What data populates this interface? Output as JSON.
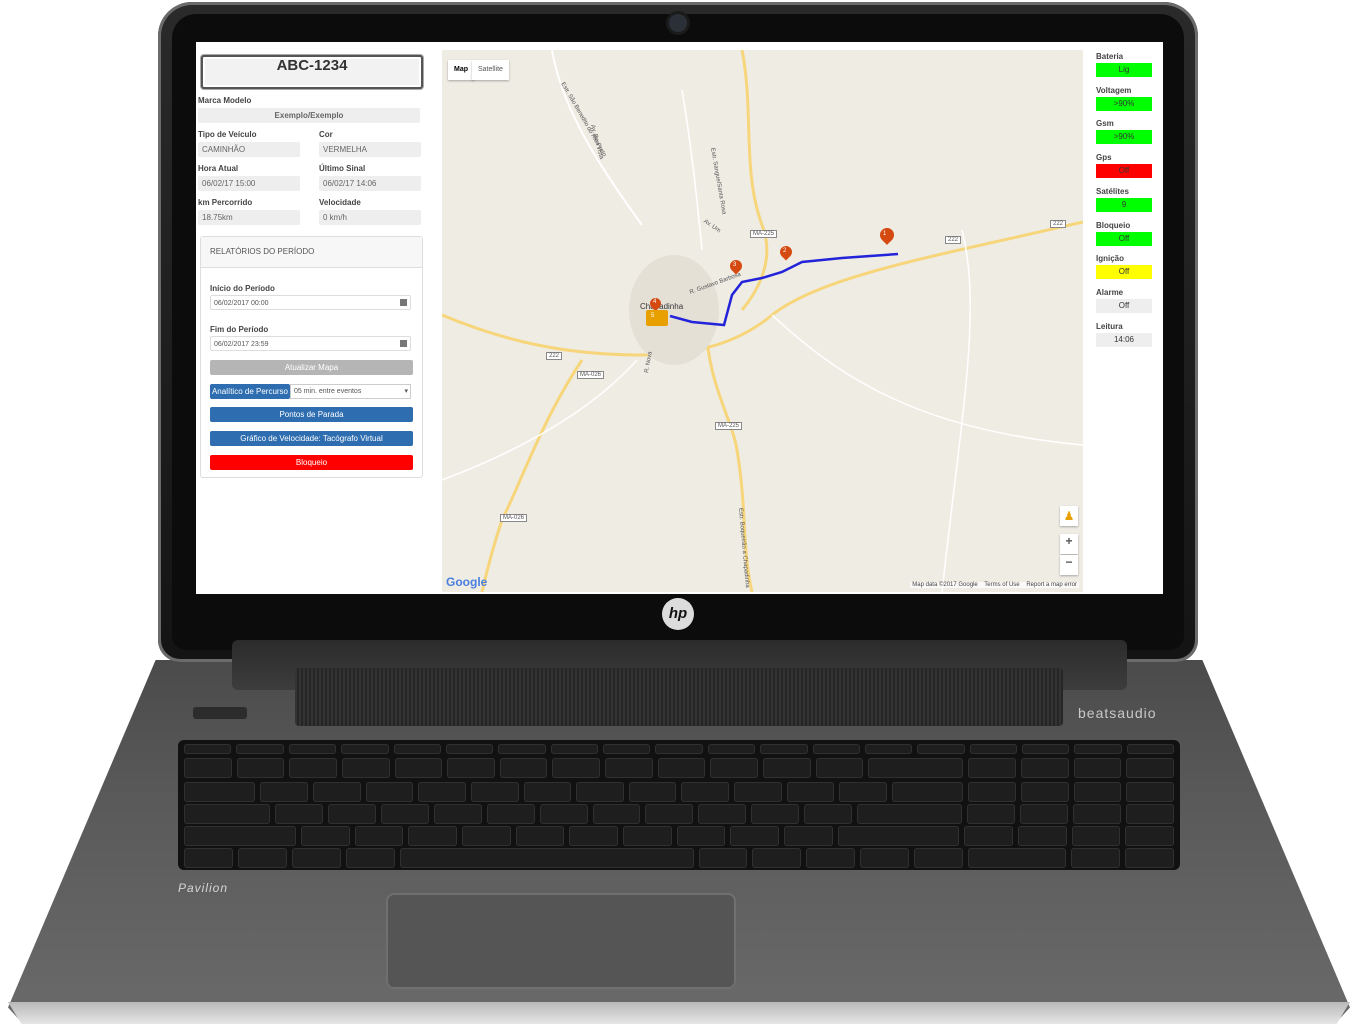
{
  "vehicle": {
    "plate": "ABC-1234",
    "brand_model_label": "Marca Modelo",
    "brand_model_value": "Exemplo/Exemplo",
    "type_label": "Tipo de Veículo",
    "type_value": "CAMINHÃO",
    "color_label": "Cor",
    "color_value": "VERMELHA",
    "current_time_label": "Hora Atual",
    "current_time_value": "06/02/17 15:00",
    "last_signal_label": "Último Sinal",
    "last_signal_value": "06/02/17 14:06",
    "km_label": "km Percorrido",
    "km_value": "18.75km",
    "speed_label": "Velocidade",
    "speed_value": "0 km/h"
  },
  "reports": {
    "title": "RELATÓRIOS DO PERÍODO",
    "start_label": "Início do Período",
    "start_value": "06/02/2017 00:00",
    "end_label": "Fim do Período",
    "end_value": "06/02/2017 23:59",
    "update_map": "Atualizar Mapa",
    "route_analysis": "Analítico de Percurso",
    "interval_value": "05 min. entre eventos",
    "stop_points": "Pontos de Parada",
    "speed_chart": "Gráfico de Velocidade: Tacógrafo Virtual",
    "block": "Bloqueio"
  },
  "map": {
    "tab_map": "Map",
    "tab_satellite": "Satellite",
    "city_label": "Chapadinha",
    "road_labels": [
      "MA-225",
      "222",
      "222",
      "222",
      "MA-026",
      "MA-225",
      "MA-026"
    ],
    "street_labels": [
      "Estr. São Benedito do Rio Preto",
      "Av. Boa Vista",
      "Estr. Sangue/Santa Rosa",
      "Av. Um",
      "R. Gustavo Barbosa",
      "R. Nova",
      "Estr. Boqueirão a Chapadinha"
    ],
    "marker_labels": [
      "1",
      "2",
      "3",
      "4",
      "5"
    ],
    "zoom_in": "+",
    "zoom_out": "−",
    "google": "Google",
    "map_data": "Map data ©2017 Google",
    "terms": "Terms of Use",
    "report": "Report a map error"
  },
  "status": {
    "items": [
      {
        "label": "Bateria",
        "value": "Lig",
        "color": "#00ff00"
      },
      {
        "label": "Voltagem",
        "value": ">90%",
        "color": "#00ff00"
      },
      {
        "label": "Gsm",
        "value": ">90%",
        "color": "#00ff00"
      },
      {
        "label": "Gps",
        "value": "Off",
        "color": "#ff0000"
      },
      {
        "label": "Satélites",
        "value": "9",
        "color": "#00ff00"
      },
      {
        "label": "Bloqueio",
        "value": "Off",
        "color": "#00ff00"
      },
      {
        "label": "Ignição",
        "value": "Off",
        "color": "#ffff00"
      },
      {
        "label": "Alarme",
        "value": "Off",
        "color": "#eeeeee"
      },
      {
        "label": "Leitura",
        "value": "14:06",
        "color": "#eeeeee"
      }
    ]
  },
  "laptop": {
    "brand_logo": "hp",
    "audio_brand": "beatsaudio",
    "model": "Pavilion"
  },
  "colors": {
    "primary_button": "#2d6db0",
    "danger_button": "#ff0000",
    "disabled_button": "#b5b5b5",
    "route": "#2323d9",
    "marker": "#d44a10"
  }
}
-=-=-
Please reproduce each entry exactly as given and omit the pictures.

What data populates this interface? Output as JSON.
{
  "vehicle": {
    "plate": "ABC-1234",
    "brand_model_label": "Marca Modelo",
    "brand_model_value": "Exemplo/Exemplo",
    "type_label": "Tipo de Veículo",
    "type_value": "CAMINHÃO",
    "color_label": "Cor",
    "color_value": "VERMELHA",
    "current_time_label": "Hora Atual",
    "current_time_value": "06/02/17 15:00",
    "last_signal_label": "Último Sinal",
    "last_signal_value": "06/02/17 14:06",
    "km_label": "km Percorrido",
    "km_value": "18.75km",
    "speed_label": "Velocidade",
    "speed_value": "0 km/h"
  },
  "reports": {
    "title": "RELATÓRIOS DO PERÍODO",
    "start_label": "Início do Período",
    "start_value": "06/02/2017 00:00",
    "end_label": "Fim do Período",
    "end_value": "06/02/2017 23:59",
    "update_map": "Atualizar Mapa",
    "route_analysis": "Analítico de Percurso",
    "interval_value": "05 min. entre eventos",
    "stop_points": "Pontos de Parada",
    "speed_chart": "Gráfico de Velocidade: Tacógrafo Virtual",
    "block": "Bloqueio"
  },
  "map": {
    "tab_map": "Map",
    "tab_satellite": "Satellite",
    "city_label": "Chapadinha",
    "road_labels": [
      "MA-225",
      "222",
      "222",
      "222",
      "MA-026",
      "MA-225",
      "MA-026"
    ],
    "street_labels": [
      "Estr. São Benedito do Rio Preto",
      "Av. Boa Vista",
      "Estr. Sangue/Santa Rosa",
      "Av. Um",
      "R. Gustavo Barbosa",
      "R. Nova",
      "Estr. Boqueirão a Chapadinha"
    ],
    "marker_labels": [
      "1",
      "2",
      "3",
      "4",
      "5"
    ],
    "zoom_in": "+",
    "zoom_out": "−",
    "google": "Google",
    "map_data": "Map data ©2017 Google",
    "terms": "Terms of Use",
    "report": "Report a map error"
  },
  "status": {
    "items": [
      {
        "label": "Bateria",
        "value": "Lig",
        "color": "#00ff00"
      },
      {
        "label": "Voltagem",
        "value": ">90%",
        "color": "#00ff00"
      },
      {
        "label": "Gsm",
        "value": ">90%",
        "color": "#00ff00"
      },
      {
        "label": "Gps",
        "value": "Off",
        "color": "#ff0000"
      },
      {
        "label": "Satélites",
        "value": "9",
        "color": "#00ff00"
      },
      {
        "label": "Bloqueio",
        "value": "Off",
        "color": "#00ff00"
      },
      {
        "label": "Ignição",
        "value": "Off",
        "color": "#ffff00"
      },
      {
        "label": "Alarme",
        "value": "Off",
        "color": "#eeeeee"
      },
      {
        "label": "Leitura",
        "value": "14:06",
        "color": "#eeeeee"
      }
    ]
  },
  "laptop": {
    "brand_logo": "hp",
    "audio_brand": "beatsaudio",
    "model": "Pavilion"
  },
  "colors": {
    "primary_button": "#2d6db0",
    "danger_button": "#ff0000",
    "disabled_button": "#b5b5b5",
    "route": "#2323d9",
    "marker": "#d44a10"
  }
}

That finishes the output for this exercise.